© Copyright Policy - OpenAccess
Related In: Results  -  Collection

Show All Figures
getmorefigures.php?uid=PMC4508364&req=5

Fig5: Title page of one of the three publications, in PubMed that had the initialism SAARD in their title. With permission from Capell and Brzeski (1992), Annals of the Rheumatic Diseases, BMJ Publishing Group Ltd
Mentions: As for the term’s initialism (SAARD), it figured in the title of three publications (Danis et al. 1991; Capell and Brzeski 1992; van Gestel et al. 1997). In all three cases, the term figured in parenthesis following the full phrase “slow-acting anti-rheumatic drugs”, indicative of use as initialism; it was not standing alone as an independent word, as the term DMARD had come to do (Fig. 5).Fig. 5

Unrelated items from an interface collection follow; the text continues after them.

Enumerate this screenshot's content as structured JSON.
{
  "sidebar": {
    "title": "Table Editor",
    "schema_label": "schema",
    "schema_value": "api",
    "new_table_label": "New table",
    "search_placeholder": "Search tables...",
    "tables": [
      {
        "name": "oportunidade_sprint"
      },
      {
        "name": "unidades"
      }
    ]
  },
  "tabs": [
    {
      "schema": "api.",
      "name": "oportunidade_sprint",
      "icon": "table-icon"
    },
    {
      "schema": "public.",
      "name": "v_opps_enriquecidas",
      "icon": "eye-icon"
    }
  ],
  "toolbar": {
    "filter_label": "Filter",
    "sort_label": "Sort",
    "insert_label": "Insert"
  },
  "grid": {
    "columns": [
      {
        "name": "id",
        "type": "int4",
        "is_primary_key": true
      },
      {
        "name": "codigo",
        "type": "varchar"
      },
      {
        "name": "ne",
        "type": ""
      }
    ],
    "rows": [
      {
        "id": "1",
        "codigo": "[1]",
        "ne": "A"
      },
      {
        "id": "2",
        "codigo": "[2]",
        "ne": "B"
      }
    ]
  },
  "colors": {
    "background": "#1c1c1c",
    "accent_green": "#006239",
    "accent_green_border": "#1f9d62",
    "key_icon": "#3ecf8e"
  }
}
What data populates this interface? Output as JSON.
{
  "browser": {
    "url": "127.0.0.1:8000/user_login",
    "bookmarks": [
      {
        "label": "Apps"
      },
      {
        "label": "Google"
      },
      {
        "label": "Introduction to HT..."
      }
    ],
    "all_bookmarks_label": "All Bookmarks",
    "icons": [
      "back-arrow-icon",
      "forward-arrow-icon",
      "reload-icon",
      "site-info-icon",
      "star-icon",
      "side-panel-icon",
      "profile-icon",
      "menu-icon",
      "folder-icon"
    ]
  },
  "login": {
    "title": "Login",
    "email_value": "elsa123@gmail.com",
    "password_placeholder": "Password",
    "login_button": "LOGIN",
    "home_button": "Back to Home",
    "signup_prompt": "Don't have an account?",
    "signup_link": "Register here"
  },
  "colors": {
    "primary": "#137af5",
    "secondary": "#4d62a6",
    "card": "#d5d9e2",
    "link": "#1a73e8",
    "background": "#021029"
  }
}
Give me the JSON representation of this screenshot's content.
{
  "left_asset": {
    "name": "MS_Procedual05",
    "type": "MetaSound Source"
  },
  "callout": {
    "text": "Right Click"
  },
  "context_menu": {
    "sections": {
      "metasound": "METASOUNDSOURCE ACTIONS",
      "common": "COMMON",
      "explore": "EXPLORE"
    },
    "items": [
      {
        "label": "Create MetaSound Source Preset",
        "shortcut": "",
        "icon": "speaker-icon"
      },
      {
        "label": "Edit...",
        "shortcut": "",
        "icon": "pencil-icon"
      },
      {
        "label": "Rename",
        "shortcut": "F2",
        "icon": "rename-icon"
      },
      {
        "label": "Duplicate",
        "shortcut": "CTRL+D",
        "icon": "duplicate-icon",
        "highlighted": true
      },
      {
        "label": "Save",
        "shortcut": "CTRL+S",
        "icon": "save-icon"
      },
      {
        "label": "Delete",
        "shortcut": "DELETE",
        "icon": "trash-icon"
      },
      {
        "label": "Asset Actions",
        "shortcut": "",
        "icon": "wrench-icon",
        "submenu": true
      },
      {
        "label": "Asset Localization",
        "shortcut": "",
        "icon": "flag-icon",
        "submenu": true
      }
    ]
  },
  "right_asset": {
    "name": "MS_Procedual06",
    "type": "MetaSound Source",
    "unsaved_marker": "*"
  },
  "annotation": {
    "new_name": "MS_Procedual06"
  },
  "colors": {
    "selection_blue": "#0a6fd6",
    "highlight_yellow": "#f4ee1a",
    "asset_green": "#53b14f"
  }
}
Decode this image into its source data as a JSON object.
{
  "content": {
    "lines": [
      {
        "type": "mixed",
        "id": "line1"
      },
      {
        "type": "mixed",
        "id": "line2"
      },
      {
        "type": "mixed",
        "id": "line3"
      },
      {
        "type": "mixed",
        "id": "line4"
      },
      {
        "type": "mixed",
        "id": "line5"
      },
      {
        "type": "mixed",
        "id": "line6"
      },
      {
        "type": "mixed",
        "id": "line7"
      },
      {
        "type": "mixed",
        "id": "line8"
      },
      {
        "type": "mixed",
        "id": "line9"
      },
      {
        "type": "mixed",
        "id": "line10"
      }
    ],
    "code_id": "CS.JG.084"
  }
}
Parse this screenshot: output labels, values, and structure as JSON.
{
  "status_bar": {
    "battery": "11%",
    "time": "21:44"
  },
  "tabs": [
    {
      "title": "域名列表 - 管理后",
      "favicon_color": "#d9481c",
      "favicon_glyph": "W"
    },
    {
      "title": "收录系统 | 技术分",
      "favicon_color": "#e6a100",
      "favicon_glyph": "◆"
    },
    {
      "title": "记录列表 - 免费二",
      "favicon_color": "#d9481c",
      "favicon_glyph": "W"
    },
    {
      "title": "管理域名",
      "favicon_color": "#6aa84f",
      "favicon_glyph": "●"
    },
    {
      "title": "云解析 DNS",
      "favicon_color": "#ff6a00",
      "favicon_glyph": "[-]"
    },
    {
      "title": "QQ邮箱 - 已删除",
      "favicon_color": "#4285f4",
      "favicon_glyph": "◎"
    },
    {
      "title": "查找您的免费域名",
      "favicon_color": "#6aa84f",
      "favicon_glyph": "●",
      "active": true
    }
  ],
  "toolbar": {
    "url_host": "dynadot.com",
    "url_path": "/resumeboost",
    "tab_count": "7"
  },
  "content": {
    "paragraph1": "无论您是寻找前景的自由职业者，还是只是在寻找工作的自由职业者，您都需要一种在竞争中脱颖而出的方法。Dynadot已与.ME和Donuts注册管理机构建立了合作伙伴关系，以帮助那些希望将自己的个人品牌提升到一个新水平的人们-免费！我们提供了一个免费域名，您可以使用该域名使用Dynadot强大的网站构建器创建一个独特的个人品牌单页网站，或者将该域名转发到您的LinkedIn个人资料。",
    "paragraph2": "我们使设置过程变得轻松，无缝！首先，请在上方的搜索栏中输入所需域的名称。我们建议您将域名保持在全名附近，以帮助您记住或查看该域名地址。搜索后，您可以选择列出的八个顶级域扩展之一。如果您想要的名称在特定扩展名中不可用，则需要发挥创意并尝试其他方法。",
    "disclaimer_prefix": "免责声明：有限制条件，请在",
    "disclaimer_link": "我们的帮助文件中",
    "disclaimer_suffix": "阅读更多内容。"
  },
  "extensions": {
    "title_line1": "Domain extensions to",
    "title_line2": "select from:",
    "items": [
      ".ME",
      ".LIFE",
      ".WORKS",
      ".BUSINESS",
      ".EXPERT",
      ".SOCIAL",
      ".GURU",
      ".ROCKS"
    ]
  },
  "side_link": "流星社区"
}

Bottom Line: It then examines the usage of the terms "remission-inducing drugs" (RIDs) and "slow-acting anti-rheumatic drugs" (SAARDs), which for some years offered competition to the term DMARDs, thus underscoring the contingency of the establishment of DMARD as a word.Finally, it juxtaposes the apparently spontaneous emergence of the three terms DMARD, SAARD and RID, and the disappearance of the latter two, with a failed attempt in the early 1990s to replace these terms with the new term "disease-controlling antirheumatic treatment" (DC-ART).The analysis highlights the paradoxical qualities of the DMARD concept as robust albeit tension ridden, while playing down the role of identified individuals and overarching explanations of purpose.

View Article: PubMed Central - PubMed

Affiliation: Department of Social Anthropology, University of Oslo, Blindern, Postboks 1091, 0317, Oslo, Norway, j.k.buer@sai.uio.no.

ABSTRACT
The article outlines a history of the concept of "disease-modifying antirheumatic drugs" or DMARDs--from the emergence in the 1970s of the idea of drugs with decisive long-term effects on bone erosion in rheumatoid arthritis (RA), through the consolidation and popularisation in the term DMARD in 1980s and 1990s. It then examines the usage of the terms "remission-inducing drugs" (RIDs) and "slow-acting anti-rheumatic drugs" (SAARDs), which for some years offered competition to the term DMARDs, thus underscoring the contingency of the establishment of DMARD as a word. Finally, it juxtaposes the apparently spontaneous emergence of the three terms DMARD, SAARD and RID, and the disappearance of the latter two, with a failed attempt in the early 1990s to replace these terms with the new term "disease-controlling antirheumatic treatment" (DC-ART). The analysis highlights the paradoxical qualities of the DMARD concept as robust albeit tension ridden, while playing down the role of identified individuals and overarching explanations of purpose.

No MeSH data available.


Related in: MedlinePlus